This is infuriating for a number of reasons.
To begin with, where is the outrage on the right for McConnell’s and the GOP’s general hypocrisy regarding their rush to fill RBG’s seat in an election year, when they moved heaven and earth to avoid doing so in 2016? For that matter, why does court-packing cause them to have a pang of conscience, when they’ve already pulled all sorts of dirty tricks to ensure that they have control of the judiciary? Of course, we all know by now that moral and ethical consistency is of absolutely no interest to McConnell nor his enablers, but even so it’s incredibly frustrating to see those on the right hand-wringing now that they face the same sort of manipulation that they’ve so often employed. It is, frankly, pretty rich to see the likes of Hugh Hewitt making the disingenuous claim that Biden has to take a stance on court-packing for the good of the country.
As far as the left is concerned…they should realize that if either Biden or Harris were to come out and say that they were to pack the courts that it would be a political firestorm. While it would be cheered by those on the left, independents and those in the middle would (rightly) see it as a naked power grab of the sort that the American electorate as a whole does not like (or at least that’s what they say out loud). Sometimes, as unpleasant as it is, one has to play the game and keep up appearances. After all, Biden is running as the candidate of normality, and he has to do everything that he can to make sure that that image stays intact.
Is this phenomenally and astoundingly unfair? Absolutely it is. However, as the old saying goes, life isn’t fair. Biden and Harris are wise not to give up their secrets because they know that, in Admiral Akbar’s words, it’s a trap. If they commit to court-packing, they’ll take a pretty big hit politically; there’s far less risk, and potentially far greater reward, if they continue to hold their cards close to the chest. Personally, I have no doubt whatsoever that the Democratic leadership at all levels has every intention of remaking the federal judiciary should they get the opportunity. After all, there’s nothing that says that the Supreme Court must be nine justices; Congress has the authority to change that at any time. If Democrats are wise, they’ll wait until the election is over and then, flush with victory, do as they please.
It’s said that discretion is the better part of valor, and while some will no doubt see their caginess as just another example of Democratic spinelessness in the face of Republican opposition, I think the opposite is true. Biden and Harris are shrewd politicians. They understand the nuances of electoral politics in ways that those who are more straightforwardly partisan do not. They understand the importance of necessary fictions, and their campaign is wise not to commit one way or the other.

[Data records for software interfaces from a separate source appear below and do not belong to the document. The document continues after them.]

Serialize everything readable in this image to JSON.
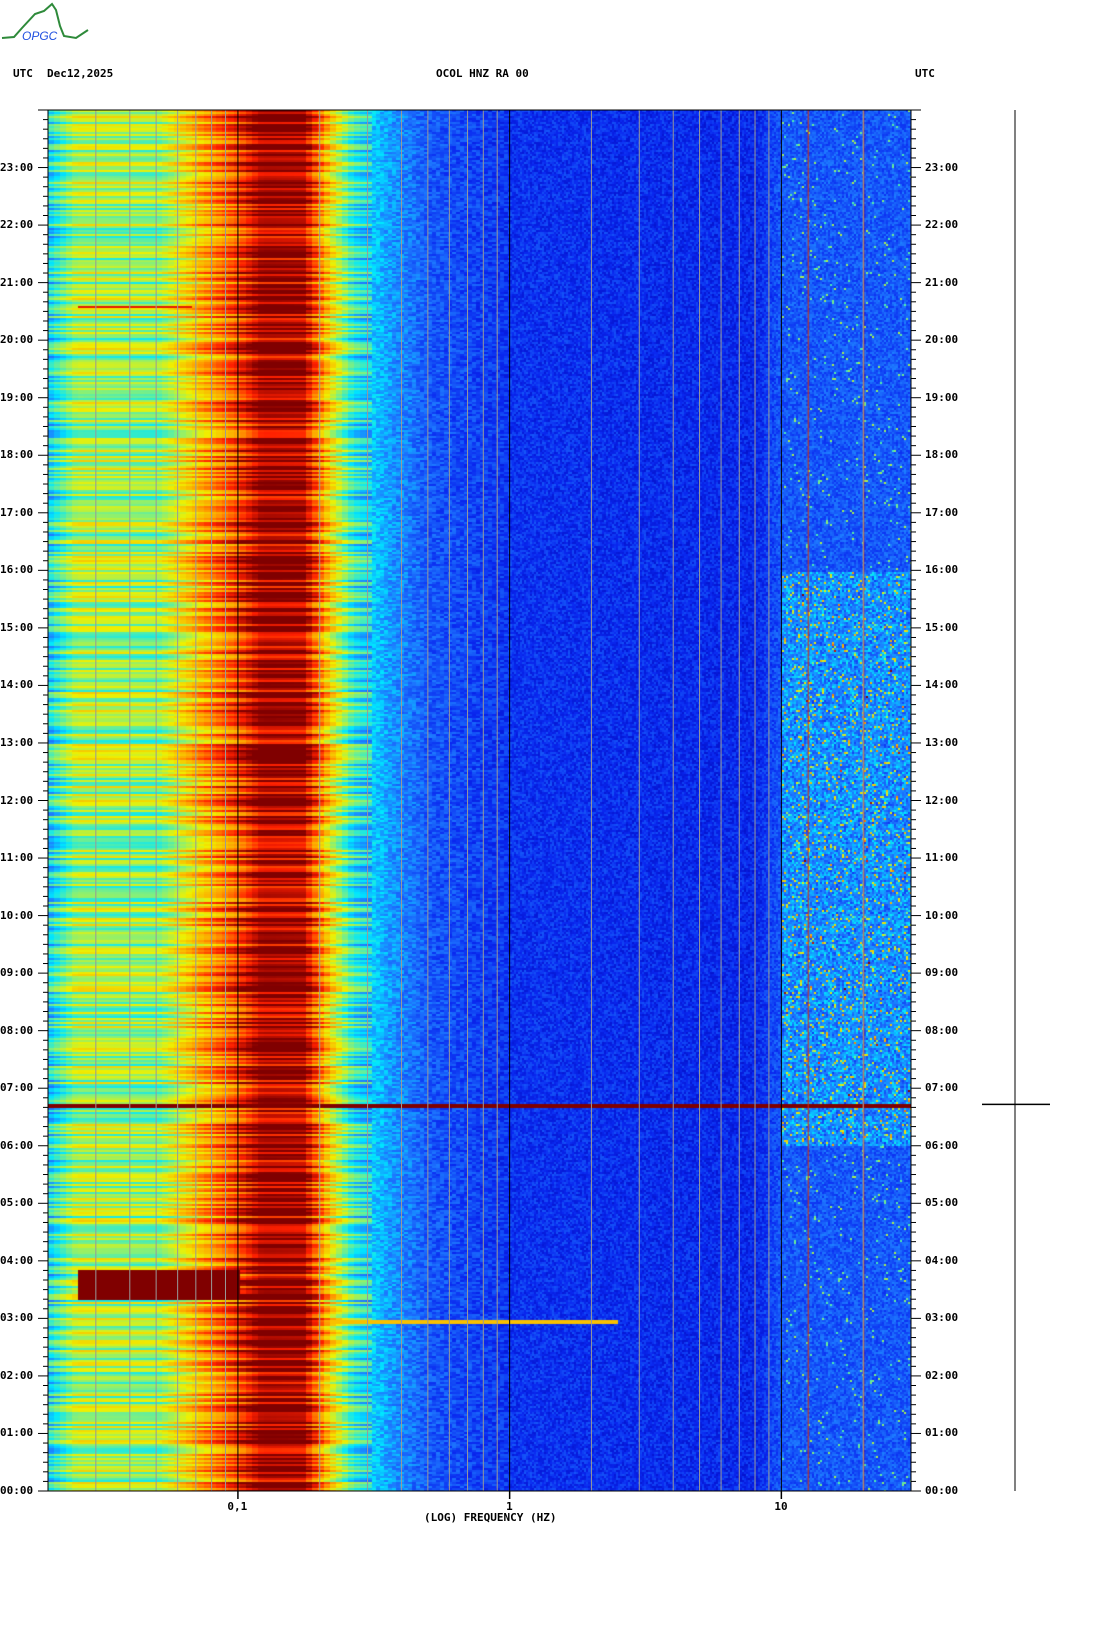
{
  "header": {
    "logo_text": "OPGC",
    "left_label": "UTC",
    "date": "Dec12,2025",
    "station": "OCOL HNZ RA 00",
    "right_label": "UTC"
  },
  "chart_data": {
    "type": "heatmap",
    "subtype": "spectrogram",
    "title": "OCOL HNZ RA 00",
    "xlabel": "(LOG) FREQUENCY (HZ)",
    "ylabel": "UTC",
    "xscale": "log",
    "xlim_hz": [
      0.02,
      30
    ],
    "ylim_hours": [
      0,
      24
    ],
    "x_ticks": [
      {
        "value": 0.1,
        "label": "0,1"
      },
      {
        "value": 1,
        "label": "1"
      },
      {
        "value": 10,
        "label": "10"
      }
    ],
    "y_ticks": [
      "00:00",
      "01:00",
      "02:00",
      "03:00",
      "04:00",
      "05:00",
      "06:00",
      "07:00",
      "08:00",
      "09:00",
      "10:00",
      "11:00",
      "12:00",
      "13:00",
      "14:00",
      "15:00",
      "16:00",
      "17:00",
      "18:00",
      "19:00",
      "20:00",
      "21:00",
      "22:00",
      "23:00"
    ],
    "colormap": [
      "#0000b0",
      "#0a28f0",
      "#1e78ff",
      "#00e8ff",
      "#80f080",
      "#f0f000",
      "#ffa000",
      "#ff2000",
      "#800000"
    ],
    "band_levels": [
      {
        "f": 0.02,
        "level": 0.38
      },
      {
        "f": 0.025,
        "level": 0.55
      },
      {
        "f": 0.05,
        "level": 0.52
      },
      {
        "f": 0.07,
        "level": 0.7
      },
      {
        "f": 0.1,
        "level": 0.86
      },
      {
        "f": 0.12,
        "level": 0.98
      },
      {
        "f": 0.17,
        "level": 0.97
      },
      {
        "f": 0.19,
        "level": 0.82
      },
      {
        "f": 0.22,
        "level": 0.62
      },
      {
        "f": 0.26,
        "level": 0.42
      },
      {
        "f": 0.35,
        "level": 0.3
      },
      {
        "f": 0.5,
        "level": 0.2
      },
      {
        "f": 1,
        "level": 0.14
      },
      {
        "f": 8,
        "level": 0.12
      },
      {
        "f": 10,
        "level": 0.2
      },
      {
        "f": 30,
        "level": 0.2
      }
    ],
    "high_freq_activity": {
      "f_range": [
        10,
        30
      ],
      "hours": [
        6,
        16
      ],
      "boost": 0.15
    },
    "events": [
      {
        "hour": 6.72,
        "f_range": [
          0.02,
          30
        ],
        "level": 1.0,
        "duration_h": 0.06
      },
      {
        "hour": 3.6,
        "f_range": [
          0.025,
          0.1
        ],
        "level": 1.0,
        "duration_h": 0.5
      },
      {
        "hour": 2.95,
        "f_range": [
          0.2,
          2.5
        ],
        "level": 0.7,
        "duration_h": 0.06
      },
      {
        "hour": 20.6,
        "f_range": [
          0.025,
          0.065
        ],
        "level": 0.9,
        "duration_h": 0.05
      }
    ],
    "persistent_lines_hz": [
      12.5,
      20
    ],
    "trace_event_hour": 6.72
  }
}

Hopefully, the press — who continue to hound the Biden campaign about this issue — will realize that there are much more important stories that they should be covering, including: Trump’s taxes; the fact that COVID cases appear to be once again on the rise; the attempts of Trump and other Republicans to sabotage the election; the list goes on and on.
Given the fact that they continue to refuse to learn the lessons of 2016, I’m not holding my breath.